  48. Safina argues that animals can feel grief in profound ways. So the social value argument for meat-eating does not get off the ground because animals also have social structures that value life, love, belonging, and so on.
  49. The word choice of “burdens” is intentional; these responsibilities toward animals are more than duties and obligations. One can fulfill a duty or obligation without significant cost to oneself or others. “Burden” connotes serious cost and investment. When compared with the treatment of animals one finds in today’s meat-producing institutions and CAFOs, to shift to humane killing would indeed be a burden.
  50. Safina, Beyond Words, 81: “Self-destructive behavior … seems distinctly human. Depression-related suicide appears non-existent in free-living animals. Most animals do everything they can to stay alive.”
  51. http://www.un.org/en/development/desa/news/population/2015-report.html.
  52. See, for example, Garrett Hardin, “Lifeboat Ethics: The Case Against Helping the Poor,” Psychology Today (Sept. 1974), in which Hardin argues that situations of food shortage are like a lifeboat with fixed carrying capacities. Though there are people trying to board the boat to save their lives, Hardin says we should “preserve our small safety factor and admit no more to the lifeboat. Our survival is then possible although we shall have to be constantly on guard against boarding parties. While this … solution clearly offers the only means of our survival, it is morally abhorrent to many people. Some say they feel guilty about their good luck. My reply is simple: ‘Get out and yield your place to others.’”
  53. Note, food production in the European Union is more tightly regulated, so “free range” is more meaningful than in the United States. If the US were to adopt standards on “free range” terminology in as strict as the “organic” food market, which is controlled by the 1990 Organic Foods Production Act, the term would be more meaningful.

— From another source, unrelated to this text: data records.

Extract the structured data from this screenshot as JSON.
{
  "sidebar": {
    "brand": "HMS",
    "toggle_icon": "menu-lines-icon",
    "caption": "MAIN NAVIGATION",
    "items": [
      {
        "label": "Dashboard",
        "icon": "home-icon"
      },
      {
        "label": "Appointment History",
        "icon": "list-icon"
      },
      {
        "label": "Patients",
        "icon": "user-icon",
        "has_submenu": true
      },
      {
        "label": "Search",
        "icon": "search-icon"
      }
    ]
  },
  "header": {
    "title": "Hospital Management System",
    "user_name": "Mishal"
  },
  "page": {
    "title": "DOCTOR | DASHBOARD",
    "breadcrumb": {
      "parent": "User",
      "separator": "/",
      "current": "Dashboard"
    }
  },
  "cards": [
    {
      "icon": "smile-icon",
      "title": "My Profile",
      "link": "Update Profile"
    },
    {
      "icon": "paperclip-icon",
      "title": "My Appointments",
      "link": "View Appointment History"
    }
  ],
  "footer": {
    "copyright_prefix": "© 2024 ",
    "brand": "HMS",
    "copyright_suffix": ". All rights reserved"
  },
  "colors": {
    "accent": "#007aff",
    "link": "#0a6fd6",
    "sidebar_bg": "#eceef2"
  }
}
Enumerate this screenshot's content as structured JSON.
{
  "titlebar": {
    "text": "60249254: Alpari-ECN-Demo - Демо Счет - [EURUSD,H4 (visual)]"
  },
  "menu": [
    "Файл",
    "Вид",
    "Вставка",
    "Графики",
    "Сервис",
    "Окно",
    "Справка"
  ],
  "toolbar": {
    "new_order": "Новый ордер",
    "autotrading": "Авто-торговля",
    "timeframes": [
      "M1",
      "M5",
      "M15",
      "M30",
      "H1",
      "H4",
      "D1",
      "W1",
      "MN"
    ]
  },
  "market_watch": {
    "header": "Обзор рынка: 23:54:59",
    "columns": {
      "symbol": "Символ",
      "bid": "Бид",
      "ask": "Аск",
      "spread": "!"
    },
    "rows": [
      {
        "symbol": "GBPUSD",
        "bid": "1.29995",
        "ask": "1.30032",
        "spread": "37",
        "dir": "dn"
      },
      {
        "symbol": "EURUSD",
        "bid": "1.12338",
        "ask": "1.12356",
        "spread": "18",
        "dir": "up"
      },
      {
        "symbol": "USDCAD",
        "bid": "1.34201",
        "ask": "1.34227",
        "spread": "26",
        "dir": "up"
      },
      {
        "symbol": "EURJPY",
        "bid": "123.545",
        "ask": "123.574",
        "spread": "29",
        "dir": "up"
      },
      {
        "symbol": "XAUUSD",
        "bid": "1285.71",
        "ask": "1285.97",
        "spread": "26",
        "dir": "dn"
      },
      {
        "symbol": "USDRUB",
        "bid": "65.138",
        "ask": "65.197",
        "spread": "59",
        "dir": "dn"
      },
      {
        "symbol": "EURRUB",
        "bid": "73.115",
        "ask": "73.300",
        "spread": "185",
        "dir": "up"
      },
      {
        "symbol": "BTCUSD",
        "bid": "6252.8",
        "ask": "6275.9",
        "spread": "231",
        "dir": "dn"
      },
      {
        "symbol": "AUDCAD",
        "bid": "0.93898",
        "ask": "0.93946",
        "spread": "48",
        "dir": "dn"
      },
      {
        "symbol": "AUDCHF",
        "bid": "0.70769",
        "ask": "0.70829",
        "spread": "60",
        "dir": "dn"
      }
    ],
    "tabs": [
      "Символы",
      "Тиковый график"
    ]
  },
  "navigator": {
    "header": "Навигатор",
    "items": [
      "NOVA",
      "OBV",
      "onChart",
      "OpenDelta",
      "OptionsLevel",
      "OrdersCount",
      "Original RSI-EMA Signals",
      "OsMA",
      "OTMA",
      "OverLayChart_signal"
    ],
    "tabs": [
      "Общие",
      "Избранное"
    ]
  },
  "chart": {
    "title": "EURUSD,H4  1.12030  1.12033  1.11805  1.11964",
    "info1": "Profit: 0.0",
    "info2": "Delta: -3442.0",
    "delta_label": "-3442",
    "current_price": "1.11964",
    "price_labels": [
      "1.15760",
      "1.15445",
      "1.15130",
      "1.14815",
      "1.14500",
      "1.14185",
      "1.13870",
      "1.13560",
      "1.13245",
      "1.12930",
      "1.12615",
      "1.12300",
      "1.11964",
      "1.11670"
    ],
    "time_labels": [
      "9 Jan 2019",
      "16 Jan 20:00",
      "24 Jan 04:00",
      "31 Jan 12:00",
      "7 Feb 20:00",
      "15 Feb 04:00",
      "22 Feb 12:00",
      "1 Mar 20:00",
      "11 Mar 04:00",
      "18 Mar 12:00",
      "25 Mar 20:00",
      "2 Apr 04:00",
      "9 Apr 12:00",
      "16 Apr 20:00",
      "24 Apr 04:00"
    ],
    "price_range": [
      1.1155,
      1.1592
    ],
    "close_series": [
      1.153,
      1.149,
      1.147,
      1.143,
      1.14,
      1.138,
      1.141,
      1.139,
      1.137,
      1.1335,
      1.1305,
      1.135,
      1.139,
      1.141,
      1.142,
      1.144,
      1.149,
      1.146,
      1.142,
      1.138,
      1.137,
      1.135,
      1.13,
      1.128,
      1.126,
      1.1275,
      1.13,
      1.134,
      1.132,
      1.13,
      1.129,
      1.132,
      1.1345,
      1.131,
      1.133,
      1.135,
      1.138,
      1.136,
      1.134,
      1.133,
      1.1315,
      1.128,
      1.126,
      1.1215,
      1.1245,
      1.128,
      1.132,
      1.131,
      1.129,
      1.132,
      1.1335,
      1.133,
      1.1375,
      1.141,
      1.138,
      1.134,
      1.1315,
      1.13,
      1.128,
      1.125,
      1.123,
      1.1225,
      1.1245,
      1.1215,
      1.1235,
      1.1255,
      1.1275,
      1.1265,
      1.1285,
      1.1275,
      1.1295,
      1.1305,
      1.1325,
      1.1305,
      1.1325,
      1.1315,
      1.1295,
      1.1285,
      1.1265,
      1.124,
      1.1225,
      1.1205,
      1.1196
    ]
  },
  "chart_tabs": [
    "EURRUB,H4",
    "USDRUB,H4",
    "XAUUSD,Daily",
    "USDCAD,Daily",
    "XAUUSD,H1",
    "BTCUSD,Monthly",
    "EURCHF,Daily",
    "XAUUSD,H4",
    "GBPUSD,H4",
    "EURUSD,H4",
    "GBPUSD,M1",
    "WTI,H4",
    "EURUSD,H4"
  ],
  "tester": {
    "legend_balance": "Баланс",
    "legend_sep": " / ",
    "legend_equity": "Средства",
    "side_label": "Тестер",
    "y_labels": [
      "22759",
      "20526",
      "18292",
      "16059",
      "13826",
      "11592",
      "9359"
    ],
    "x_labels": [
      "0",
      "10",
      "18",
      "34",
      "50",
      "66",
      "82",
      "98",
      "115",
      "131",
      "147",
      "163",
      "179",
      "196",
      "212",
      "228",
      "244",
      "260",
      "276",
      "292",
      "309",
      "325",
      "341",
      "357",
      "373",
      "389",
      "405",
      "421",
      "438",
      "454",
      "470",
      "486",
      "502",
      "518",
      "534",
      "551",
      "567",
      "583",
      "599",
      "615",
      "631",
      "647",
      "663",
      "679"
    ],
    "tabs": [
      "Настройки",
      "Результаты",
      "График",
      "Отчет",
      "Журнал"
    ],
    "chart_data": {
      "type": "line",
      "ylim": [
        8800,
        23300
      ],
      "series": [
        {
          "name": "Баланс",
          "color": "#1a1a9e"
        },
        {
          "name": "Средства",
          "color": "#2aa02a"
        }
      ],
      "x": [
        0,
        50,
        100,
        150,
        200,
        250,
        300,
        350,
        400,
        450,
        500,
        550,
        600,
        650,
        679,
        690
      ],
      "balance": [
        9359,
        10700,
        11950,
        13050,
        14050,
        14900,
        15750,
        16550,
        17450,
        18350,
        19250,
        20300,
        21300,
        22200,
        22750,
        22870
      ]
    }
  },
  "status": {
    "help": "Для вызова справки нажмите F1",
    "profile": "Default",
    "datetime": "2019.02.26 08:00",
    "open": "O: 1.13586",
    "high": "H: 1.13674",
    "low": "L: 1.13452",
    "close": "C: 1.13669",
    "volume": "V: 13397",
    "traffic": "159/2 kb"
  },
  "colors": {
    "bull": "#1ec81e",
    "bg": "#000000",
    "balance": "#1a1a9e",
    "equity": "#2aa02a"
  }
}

  54. http://www.fsis.usda.gov/wps/portal/fsis/topics/food-safety-education/get-answers/food-safety-fact-sheets/food-labeling/meat-and-poultry-labeling-terms/meat-and-poultry-labeling-terms/.
  55. Peter Singer and Jim Mason, The Ethics of What We Eat: Why Our Food Choices Matter (Emmaus, PA: Rodale, 2006), 131.
  56. See also Robert Elwood and Mirjam Appel, “Pain Experience in Hermit Crabs?,” Animal Behavior 77 (2009): 1243-1246.
  57. Whether fish have moral status is addressed more fully in B. Bovenkerk and F. L. B. Mejboom, “The Moral Status of Fish: The Importance and Limitations of a Fundamental Discussion for Practical Ethical Questions in Fish Farming,” Journal of Agricultural Environmental Ethics 25 (2012): 843-860.
  58. Citing a 2013 report from the Proceedings of the National Academy of Sciences of the United States of America (PNAS), The Economist that “The results confirm that efficiency in livestock varies hugely. Chickens and pigs convert grain into meat at rates of two or three to one (i.e., it takes 2 kg. of feed to produce 1 kg. of chicken). The ratio for lamb is between four and over six to one and that for beef starts at five to one and goes as high as 20 to one. This has long been known.” In “Livestock Meat and Greens: How Bad for the Planet is Eating Meat” (December 31, 2013), https://www.economist.com/blogs/feastandfamine/2013/12/livestock.
  59. Whereas “factory fish farming” would limit contaminants to a greater degree than Aqua-culture would, it does not pass the species-typical functioning test.
  60. Michael Velings, “The Case for Fish Farming,” TED Talks: http://tinyurl.com/j9n5t8w.
  61. John 21:6.

Michael McGowan

Florida Southwestern State College
Michael McGowan, Ph.D., is Professor of Philosophy and Religion at Florida Southwestern State College.